Businessman Hal Heiner, a declared Republican candidate for governor next year, and Agriculture Commissioner James Comer, a probable one, recently took questions together. WDRB's Chris Otts reported, "Whether on taxes, education or casino gambling, there was little daylight between likely Republican rivals for governor, Hal Heiner and James Comer." Others concurred.
Since Heiner and Comer are apparently so similar on the issues it is unlikely that any policy position will determine the 2015 GOP primary winner. So what will?
Heiner has already injected $4 million of his personal wealth into his campaign. He will probably outspend Comer by a lot. Comer enjoys much better name recognition and has a broad base of grassroots and local organization support. Each will get some good endorsements, for what those are worth.
Many Republicans will base their vote on which man stands the best chance of beating Jack Conway, the likely Democratic nominee. Some may even consider which candidate would make the best governor.

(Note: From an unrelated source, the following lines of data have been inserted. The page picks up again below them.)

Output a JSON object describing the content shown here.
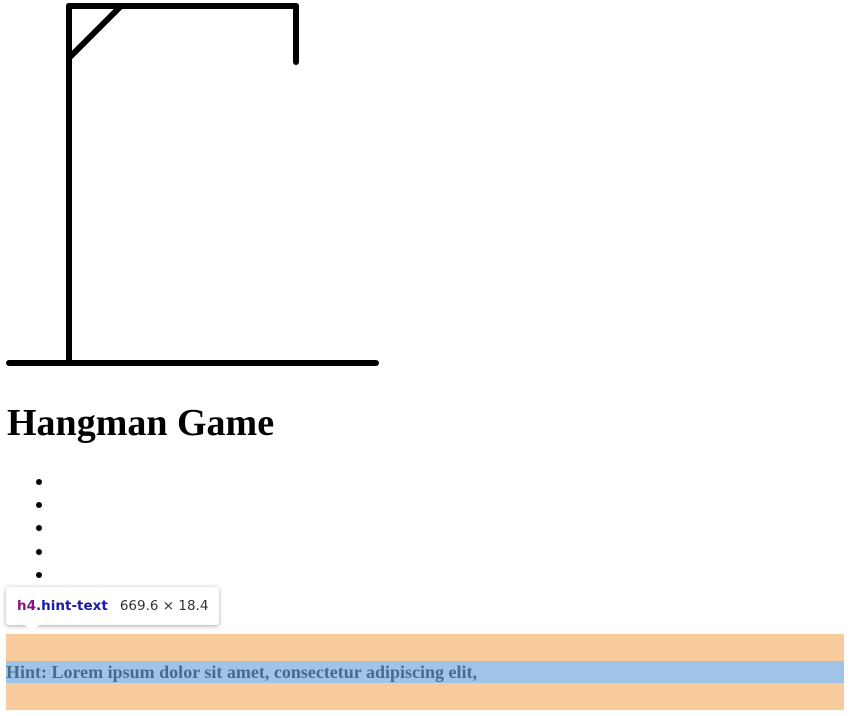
{
  "game": {
    "title": "Hangman Game",
    "word_slots": [
      "",
      "",
      "",
      "",
      ""
    ],
    "hint": "Hint: Lorem ipsum dolor sit amet, consectetur adipiscing elit,"
  },
  "devtools_tooltip": {
    "tag": "h4",
    "class_name": ".hint-text",
    "size": "669.6 × 18.4"
  },
  "colors": {
    "margin_highlight": "#f8cb9c",
    "content_highlight": "#a0c4e7",
    "hint_text": "#4a6a8c"
  }
}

Another way of looking at the race is as a "state seal" election. Kentucky's official emblem depicts two men shaking hands. One wears the formal attire of a gentleman of the city, whereas the other is in the buckskin of a pioneer or rural rustic.
Heiner hails from Louisville Metro, the state's largest city with a population of 756,832 (including the incorporated cities within its boundaries). Comer comes from tiny Tompkinsville, the county seat of Monroe County in South Central Kentucky, which boasted only 2,402 souls in the last census.
Heiner's choice of a running mate, KC Crosbie of Lexington, the state's second largest city with a population of 308,408, reinforces this urban vs. rural analytical framework. It will be very interesting to see where Comer's selection comes from.
There are 1,196,183 registered Republicans in Kentucky. 176,884, or almost 15 percent of them are in Heiner's home county of Jefferson.
85,493 more Republicans, or an additional 7 percent of the state total, reside in the eight other Kentucky counties (Bullitt, Henry, Meade, Nelson, Oldham, Shelby, Spencer, and Trimble) of the Louisville Metropolitan Statistical Area.
74,965 additional Republicans, or 6 percent of the state total, are in Crosbie's home county of Fayette. The other five counties of the Lexington Metropolitan Statistical Area (Bourbon, Clark, Jessamine, Scott, and Woodford) contain 49,583 GOP registrants, or 4 percent of the state total. Add in Madison County's 22,551 and the area holds 72,134 Republicans, or 6 percent of Kentucky's total.
The three Kentucky counties (Kenton, Boone, and Campbell) immediately across the Ohio River from Cincinnati comprise another large concentration of urban Republicans. 130,528, or almost 11 percent of the state's GOP population, live there.
Bowling Green and Owensboro are the state's only cities besides Louisville and Lexington having a population of over 50,000. Their counties, Warren and Daviess, respectively, have a combined 50,704 Republicans, or another 4 percent of the commonwealth's total.
Thus, roughly 49 percent of Kentucky's registered Republicans are urban, or at least relatively so. Heiner has no lock on urban votes, of course, but his ticket will at least be on familiar turf in these places. Any anti-Louisville bias might be a little bit less in these urban areas, too.
Likewise, Comer cannot capture all the rural votes. But he must be presumed to have a big beginning advantage among that roughly 51 percent of the Republican electorate that is more or less rural.
Neither Comer's home 1st Congressional District nor the 5th Congressional District where his native Monroe County was long located has any truly urban areas, although Hopkinsville and Henderson in the former are among Kentucky's dozen largest cities. Yet together these two congressional districts contain 418,950 registered Republicans, or 35 percent of the state's total.
In the 2003 GOP primary, former multiple-term Jefferson County Judge Executive Rebecca Jackson got 25,008 of her total 44,084 votes, or 57 percent, from the Louisville MSA. Jackson lost by more votes than she got, but the victor, Ernie Fletcher, was also an urban candidate and had strong Republican establishment support.
Heiner will spend a lot more than Jackson did, however. And it is unlikely that Comer will receive as much backing from the Republican power brokers as Fletcher did. Last November he controversially declared, "I cannot be controlled," which many construed as a challenge or warning to the GOP establishment.
At a basic level, Heiner and Comer must each try to hold his own territory while invading his opponent's turf. Comer has therefore been a regular visitor to Louisville (where he garnered an impressive 92,934 votes for agriculture commissioner in 2011), and Heiner has made pilgrimages to vote-rich Republican areas like Laurel and Pulaski counties.
Viewing the Republican gubernatorial primary through an urban vs. rural template may be a gross oversimplification. There are other, and perhaps better, analytical frameworks. It will be interesting, however, to see Heiner seek the rural vote next year at the same time as Comer courts the urban.
John David Dyche is a Louisville attorney and a political commentator for WDRB.com.